What is required: The entries are to be returned exactly as written.

[App and web page records]
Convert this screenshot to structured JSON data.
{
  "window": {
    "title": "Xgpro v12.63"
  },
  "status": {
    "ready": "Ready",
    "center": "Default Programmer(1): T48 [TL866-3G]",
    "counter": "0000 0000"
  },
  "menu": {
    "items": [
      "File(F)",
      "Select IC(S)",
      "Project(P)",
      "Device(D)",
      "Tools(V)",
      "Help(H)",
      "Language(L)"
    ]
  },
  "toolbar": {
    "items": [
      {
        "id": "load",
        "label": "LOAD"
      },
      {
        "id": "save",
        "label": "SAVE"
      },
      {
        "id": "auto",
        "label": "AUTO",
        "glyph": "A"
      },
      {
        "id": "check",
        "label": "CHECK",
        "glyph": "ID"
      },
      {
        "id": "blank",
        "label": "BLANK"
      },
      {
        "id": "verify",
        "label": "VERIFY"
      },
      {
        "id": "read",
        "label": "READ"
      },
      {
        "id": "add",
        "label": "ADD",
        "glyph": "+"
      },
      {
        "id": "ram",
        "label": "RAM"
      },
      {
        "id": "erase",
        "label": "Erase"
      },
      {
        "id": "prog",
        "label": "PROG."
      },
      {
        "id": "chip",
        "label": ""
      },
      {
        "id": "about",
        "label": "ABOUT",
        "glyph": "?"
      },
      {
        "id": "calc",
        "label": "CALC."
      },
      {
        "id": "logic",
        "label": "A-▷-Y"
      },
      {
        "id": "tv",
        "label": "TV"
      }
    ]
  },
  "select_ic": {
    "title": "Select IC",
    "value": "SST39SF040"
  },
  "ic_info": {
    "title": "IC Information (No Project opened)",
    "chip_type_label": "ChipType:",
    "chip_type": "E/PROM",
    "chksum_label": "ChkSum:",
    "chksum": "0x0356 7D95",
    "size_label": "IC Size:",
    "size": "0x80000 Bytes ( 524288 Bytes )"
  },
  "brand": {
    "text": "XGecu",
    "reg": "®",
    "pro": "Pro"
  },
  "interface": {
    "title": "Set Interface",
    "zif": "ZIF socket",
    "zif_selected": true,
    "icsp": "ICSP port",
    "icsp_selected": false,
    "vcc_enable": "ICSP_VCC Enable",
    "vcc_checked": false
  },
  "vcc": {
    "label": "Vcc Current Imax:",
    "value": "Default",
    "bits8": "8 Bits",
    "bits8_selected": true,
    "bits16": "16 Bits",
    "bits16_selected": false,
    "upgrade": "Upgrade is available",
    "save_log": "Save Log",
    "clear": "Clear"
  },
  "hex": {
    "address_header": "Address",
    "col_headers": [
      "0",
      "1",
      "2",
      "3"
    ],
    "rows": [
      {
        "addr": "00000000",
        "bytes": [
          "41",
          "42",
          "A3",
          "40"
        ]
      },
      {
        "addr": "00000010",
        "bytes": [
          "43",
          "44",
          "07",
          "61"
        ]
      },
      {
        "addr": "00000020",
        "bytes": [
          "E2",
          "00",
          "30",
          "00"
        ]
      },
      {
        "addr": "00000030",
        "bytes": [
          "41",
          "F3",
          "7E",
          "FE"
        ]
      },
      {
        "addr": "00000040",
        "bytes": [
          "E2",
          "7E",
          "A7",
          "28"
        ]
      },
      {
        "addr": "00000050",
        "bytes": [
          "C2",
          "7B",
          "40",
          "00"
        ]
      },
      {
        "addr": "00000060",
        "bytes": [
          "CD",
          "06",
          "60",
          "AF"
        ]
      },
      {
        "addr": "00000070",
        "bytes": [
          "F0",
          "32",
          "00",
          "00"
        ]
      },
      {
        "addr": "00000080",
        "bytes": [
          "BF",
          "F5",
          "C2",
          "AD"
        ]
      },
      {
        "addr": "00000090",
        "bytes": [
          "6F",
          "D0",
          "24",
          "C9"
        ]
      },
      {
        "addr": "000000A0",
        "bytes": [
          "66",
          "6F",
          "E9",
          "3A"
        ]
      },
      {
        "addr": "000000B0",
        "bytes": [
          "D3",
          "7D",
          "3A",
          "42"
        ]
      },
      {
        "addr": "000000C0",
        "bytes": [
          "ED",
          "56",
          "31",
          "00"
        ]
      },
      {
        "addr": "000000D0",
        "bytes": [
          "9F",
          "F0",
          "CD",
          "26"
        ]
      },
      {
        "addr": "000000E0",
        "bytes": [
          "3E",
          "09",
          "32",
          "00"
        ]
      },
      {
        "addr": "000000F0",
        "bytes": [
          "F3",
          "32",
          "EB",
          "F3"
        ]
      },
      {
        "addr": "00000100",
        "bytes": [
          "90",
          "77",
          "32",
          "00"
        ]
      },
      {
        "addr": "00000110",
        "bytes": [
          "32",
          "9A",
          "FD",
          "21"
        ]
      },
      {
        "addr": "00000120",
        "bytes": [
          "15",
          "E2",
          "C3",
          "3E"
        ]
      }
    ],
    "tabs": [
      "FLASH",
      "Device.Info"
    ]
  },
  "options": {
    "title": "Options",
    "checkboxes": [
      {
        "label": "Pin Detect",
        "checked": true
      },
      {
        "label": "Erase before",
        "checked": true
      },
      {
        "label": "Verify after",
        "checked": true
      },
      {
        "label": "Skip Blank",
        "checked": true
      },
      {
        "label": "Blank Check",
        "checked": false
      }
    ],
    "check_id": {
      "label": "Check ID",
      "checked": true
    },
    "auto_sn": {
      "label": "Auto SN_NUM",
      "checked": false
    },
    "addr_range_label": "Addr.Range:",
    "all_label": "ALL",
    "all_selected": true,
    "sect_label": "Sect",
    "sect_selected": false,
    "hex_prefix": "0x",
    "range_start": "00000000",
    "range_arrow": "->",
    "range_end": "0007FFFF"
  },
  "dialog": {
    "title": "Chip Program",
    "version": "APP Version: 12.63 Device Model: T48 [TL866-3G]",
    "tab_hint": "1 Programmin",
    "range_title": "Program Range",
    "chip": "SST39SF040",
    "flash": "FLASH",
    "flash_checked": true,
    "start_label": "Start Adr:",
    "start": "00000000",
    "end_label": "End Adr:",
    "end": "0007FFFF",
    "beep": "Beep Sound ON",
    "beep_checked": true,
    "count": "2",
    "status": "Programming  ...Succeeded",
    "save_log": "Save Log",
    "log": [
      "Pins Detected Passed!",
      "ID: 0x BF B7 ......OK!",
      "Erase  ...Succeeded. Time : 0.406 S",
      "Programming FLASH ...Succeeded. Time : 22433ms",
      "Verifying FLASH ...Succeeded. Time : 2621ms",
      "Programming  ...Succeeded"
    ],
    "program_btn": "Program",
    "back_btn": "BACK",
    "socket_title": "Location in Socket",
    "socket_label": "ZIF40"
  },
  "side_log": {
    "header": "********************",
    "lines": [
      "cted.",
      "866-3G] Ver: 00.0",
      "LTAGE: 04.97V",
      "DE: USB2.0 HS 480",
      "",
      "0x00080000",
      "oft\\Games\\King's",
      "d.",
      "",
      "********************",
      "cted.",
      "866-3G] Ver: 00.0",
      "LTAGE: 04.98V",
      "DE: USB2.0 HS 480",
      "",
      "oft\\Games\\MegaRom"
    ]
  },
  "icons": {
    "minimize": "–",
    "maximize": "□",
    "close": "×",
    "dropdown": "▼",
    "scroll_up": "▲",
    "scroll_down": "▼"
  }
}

Solved exercise:
Convert this screenshot to structured JSON data.
{
  "window": {
    "title": "Xgpro v12.63"
  },
  "status": {
    "ready": "Ready",
    "center": "Default Programmer(1): T48 [TL866-3G]",
    "counter": "0000 0000"
  },
  "menu": {
    "items": [
      "File(F)",
      "Select IC(S)",
      "Project(P)",
      "Device(D)",
      "Tools(V)",
      "Help(H)",
      "Language(L)"
    ]
  },
  "toolbar": {
    "items": [
      {
        "id": "load",
        "label": "LOAD"
      },
      {
        "id": "save",
        "label": "SAVE"
      },
      {
        "id": "auto",
        "label": "AUTO",
        "glyph": "A"
      },
      {
        "id": "check",
        "label": "CHECK",
        "glyph": "ID"
      },
      {
        "id": "blank",
        "label": "BLANK"
      },
      {
        "id": "verify",
        "label": "VERIFY"
      },
      {
        "id": "read",
        "label": "READ"
      },
      {
        "id": "add",
        "label": "ADD",
        "glyph": "+"
      },
      {
        "id": "ram",
        "label": "RAM"
      },
      {
        "id": "erase",
        "label": "Erase"
      },
      {
        "id": "prog",
        "label": "PROG."
      },
      {
        "id": "chip",
        "label": ""
      },
      {
        "id": "about",
        "label": "ABOUT",
        "glyph": "?"
      },
      {
        "id": "calc",
        "label": "CALC."
      },
      {
        "id": "logic",
        "label": "A-▷-Y"
      },
      {
        "id": "tv",
        "label": "TV"
      }
    ]
  },
  "select_ic": {
    "title": "Select IC",
    "value": "SST39SF040"
  },
  "ic_info": {
    "title": "IC Information (No Project opened)",
    "chip_type_label": "ChipType:",
    "chip_type": "E/PROM",
    "chksum_label": "ChkSum:",
    "chksum": "0x0356 7D95",
    "size_label": "IC Size:",
    "size": "0x80000 Bytes ( 524288 Bytes )"
  },
  "brand": {
    "text": "XGecu",
    "reg": "®",
    "pro": "Pro"
  },
  "interface": {
    "title": "Set Interface",
    "zif": "ZIF socket",
    "zif_selected": true,
    "icsp": "ICSP port",
    "icsp_selected": false,
    "vcc_enable": "ICSP_VCC Enable",
    "vcc_checked": false
  },
  "vcc": {
    "label": "Vcc Current Imax:",
    "value": "Default",
    "bits8": "8 Bits",
    "bits8_selected": true,
    "bits16": "16 Bits",
    "bits16_selected": false,
    "upgrade": "Upgrade is available",
    "save_log": "Save Log",
    "clear": "Clear"
  },
  "hex": {
    "address_header": "Address",
    "col_headers": [
      "0",
      "1",
      "2",
      "3"
    ],
    "rows": [
      {
        "addr": "00000000",
        "bytes": [
          "41",
          "42",
          "A3",
          "40"
        ]
      },
      {
        "addr": "00000010",
        "bytes": [
          "43",
          "44",
          "07",
          "61"
        ]
      },
      {
        "addr": "00000020",
        "bytes": [
          "E2",
          "00",
          "30",
          "00"
        ]
      },
      {
        "addr": "00000030",
        "bytes": [
          "41",
          "F3",
          "7E",
          "FE"
        ]
      },
      {
        "addr": "00000040",
        "bytes": [
          "E2",
          "7E",
          "A7",
          "28"
        ]
      },
      {
        "addr": "00000050",
        "bytes": [
          "C2",
          "7B",
          "40",
          "00"
        ]
      },
      {
        "addr": "00000060",
        "bytes": [
          "CD",
          "06",
          "60",
          "AF"
        ]
      },
      {
        "addr": "00000070",
        "bytes": [
          "F0",
          "32",
          "00",
          "00"
        ]
      },
      {
        "addr": "00000080",
        "bytes": [
          "BF",
          "F5",
          "C2",
          "AD"
        ]
      },
      {
        "addr": "00000090",
        "bytes": [
          "6F",
          "D0",
          "24",
          "C9"
        ]
      },
      {
        "addr": "000000A0",
        "bytes": [
          "66",
          "6F",
          "E9",
          "3A"
        ]
      },
      {
        "addr": "000000B0",
        "bytes": [
          "D3",
          "7D",
          "3A",
          "42"
        ]
      },
      {
        "addr": "000000C0",
        "bytes": [
          "ED",
          "56",
          "31",
          "00"
        ]
      },
      {
        "addr": "000000D0",
        "bytes": [
          "9F",
          "F0",
          "CD",
          "26"
        ]
      },
      {
        "addr": "000000E0",
        "bytes": [
          "3E",
          "09",
          "32",
          "00"
        ]
      },
      {
        "addr": "000000F0",
        "bytes": [
          "F3",
          "32",
          "EB",
          "F3"
        ]
      },
      {
        "addr": "00000100",
        "bytes": [
          "90",
          "77",
          "32",
          "00"
        ]
      },
      {
        "addr": "00000110",
        "bytes": [
          "32",
          "9A",
          "FD",
          "21"
        ]
      },
      {
        "addr": "00000120",
        "bytes": [
          "15",
          "E2",
          "C3",
          "3E"
        ]
      }
    ],
    "tabs": [
      "FLASH",
      "Device.Info"
    ]
  },
  "options": {
    "title": "Options",
    "checkboxes": [
      {
        "label": "Pin Detect",
        "checked": true
      },
      {
        "label": "Erase before",
        "checked": true
      },
      {
        "label": "Verify after",
        "checked": true
      },
      {
        "label": "Skip Blank",
        "checked": true
      },
      {
        "label": "Blank Check",
        "checked": false
      }
    ],
    "check_id": {
      "label": "Check ID",
      "checked": true
    },
    "auto_sn": {
      "label": "Auto SN_NUM",
      "checked": false
    },
    "addr_range_label": "Addr.Range:",
    "all_label": "ALL",
    "all_selected": true,
    "sect_label": "Sect",
    "sect_selected": false,
    "hex_prefix": "0x",
    "range_start": "00000000",
    "range_arrow": "->",
    "range_end": "0007FFFF"
  },
  "dialog": {
    "title": "Chip Program",
    "version": "APP Version: 12.63 Device Model: T48 [TL866-3G]",
    "tab_hint": "1 Programmin",
    "range_title": "Program Range",
    "chip": "SST39SF040",
    "flash": "FLASH",
    "flash_checked": true,
    "start_label": "Start Adr:",
    "start": "00000000",
    "end_label": "End Adr:",
    "end": "0007FFFF",
    "beep": "Beep Sound ON",
    "beep_checked": true,
    "count": "2",
    "status": "Programming  ...Succeeded",
    "save_log": "Save Log",
    "log": [
      "Pins Detected Passed!",
      "ID: 0x BF B7 ......OK!",
      "Erase  ...Succeeded. Time : 0.406 S",
      "Programming FLASH ...Succeeded. Time : 22433ms",
      "Verifying FLASH ...Succeeded. Time : 2621ms",
      "Programming  ...Succeeded"
    ],
    "program_btn": "Program",
    "back_btn": "BACK",
    "socket_title": "Location in Socket",
    "socket_label": "ZIF40"
  },
  "side_log": {
    "header": "********************",
    "lines": [
      "cted.",
      "866-3G] Ver: 00.0",
      "LTAGE: 04.97V",
      "DE: USB2.0 HS 480",
      "",
      "0x00080000",
      "oft\\Games\\King's",
      "d.",
      "",
      "********************",
      "cted.",
      "866-3G] Ver: 00.0",
      "LTAGE: 04.98V",
      "DE: USB2.0 HS 480",
      "",
      "oft\\Games\\MegaRom"
    ]
  },
  "icons": {
    "minimize": "–",
    "maximize": "□",
    "close": "×",
    "dropdown": "▼",
    "scroll_up": "▲",
    "scroll_down": "▼"
  }
}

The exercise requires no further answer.